The Explosives Industry Programs Branch (EIPB) also has classified this as an indoor magazine. Since there is no definition for a Type I indoor magazine, it must be classified as a Type II. EIPB stated that you can remove the shed and that would resolve the 50 lb limitation. The limitation for the magazine would be 18,000 lbs. The other possible solution is that you can apply for a variance to store in excess of 50 lbs in an indoor magazine. The magazine must meet the Tables of Distance and construction requirements. I am not sure it will be approved but you may want to make that request before taking down the shed.
So it’s the existence of the shed and not the “mobility” of the shed that makes it a Type 2! That give me an opening for more questions:
ng I remove the shed I would then need to cover the magazine with a more weather resistant covering such as the metal from the shed. What would the maximum spacing between the magazine and the metal covering before it would become an indoor magazine again?
You can see where I’m going with this, right? Apparently so could the ATF because they responded with:
I am trying to find a simpler solution to the problem. I have a few suggestions into our EIPB that may not be an extensive as building a new structure but changing the old one. I should have an answer in the morning.
Early the next morning I received the following email:

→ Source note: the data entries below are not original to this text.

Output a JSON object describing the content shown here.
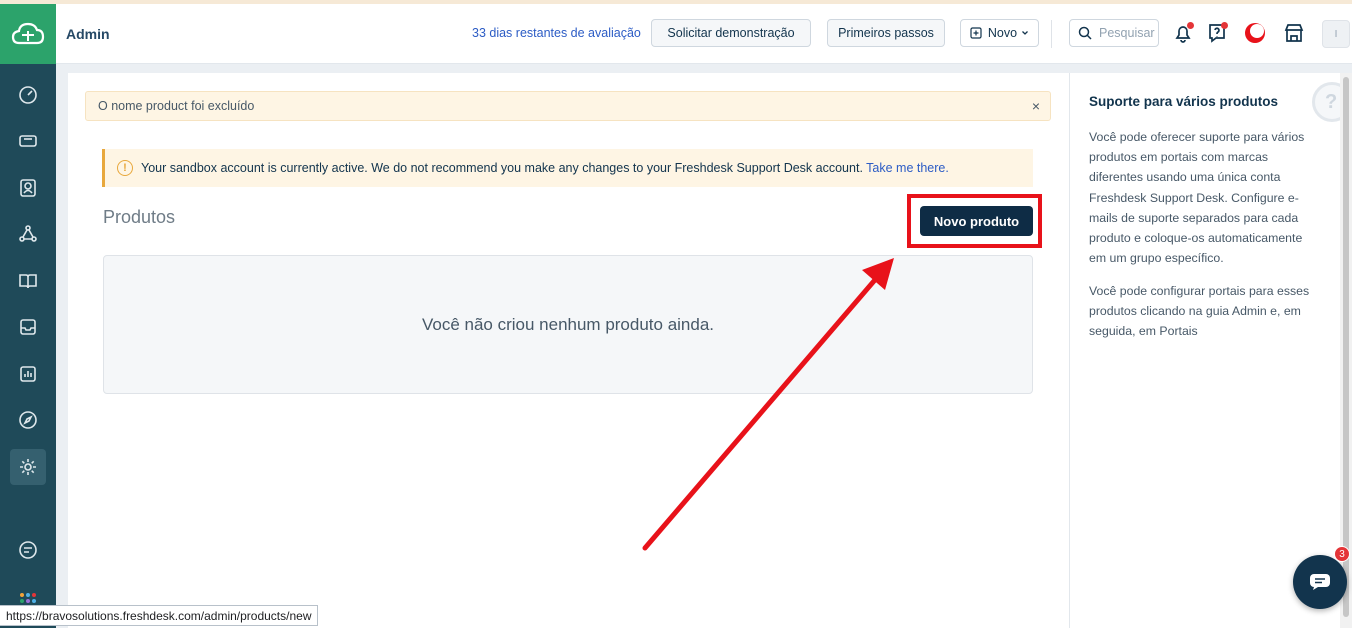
{
  "header": {
    "title": "Admin",
    "trial_text": "33 dias restantes de avaliação",
    "demo_button": "Solicitar demonstração",
    "start_button": "Primeiros passos",
    "new_button": "Novo",
    "search_placeholder": "Pesquisar",
    "avatar_initial": "I"
  },
  "sidebar": {
    "items": [
      "dashboard-icon",
      "tickets-icon",
      "contacts-icon",
      "groups-icon",
      "knowledge-base-icon",
      "inbox-icon",
      "reports-icon",
      "discover-icon",
      "admin-gear-icon",
      "chat-icon"
    ],
    "active": "admin-gear-icon"
  },
  "notice": {
    "text": "O nome product foi excluído",
    "close": "×"
  },
  "sandbox": {
    "text": "Your sandbox account is currently active. We do not recommend you make any changes to your Freshdesk Support Desk account.",
    "link": "Take me there."
  },
  "products": {
    "title": "Produtos",
    "new_button": "Novo produto",
    "empty_text": "Você não criou nenhum produto ainda."
  },
  "right_panel": {
    "title": "Suporte para vários produtos",
    "paragraph1": "Você pode oferecer suporte para vários produtos em portais com marcas diferentes usando uma única conta Freshdesk Support Desk. Configure e-mails de suporte separados para cada produto e coloque-os automaticamente em um grupo específico.",
    "paragraph2": "Você pode configurar portais para esses produtos clicando na guia Admin e, em seguida, em Portais"
  },
  "chat_widget": {
    "badge": "3"
  },
  "status_url": "https://bravosolutions.freshdesk.com/admin/products/new",
  "colors": {
    "sidebar": "#1f4a59",
    "logo_bg": "#2ca36b",
    "primary_button": "#0e2c45",
    "annotation": "#e8121a"
  }
}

Here is the easiest solution that we could come up with. Empty the shed of all materials except the magazine, remove the doors or a wall of the shed. Since the magazine is not totally enclosed in the shed it would no longer be an indoor magazine. I think that would resolve all of the issues. Let me know what you think.
So the bottom line is that if I remove the doors from the shed I can store 18,000 pounds of explosives. If I put the doors on I can only store 50 pounds.
It doesn’t have to make sense. It’s just a government rule.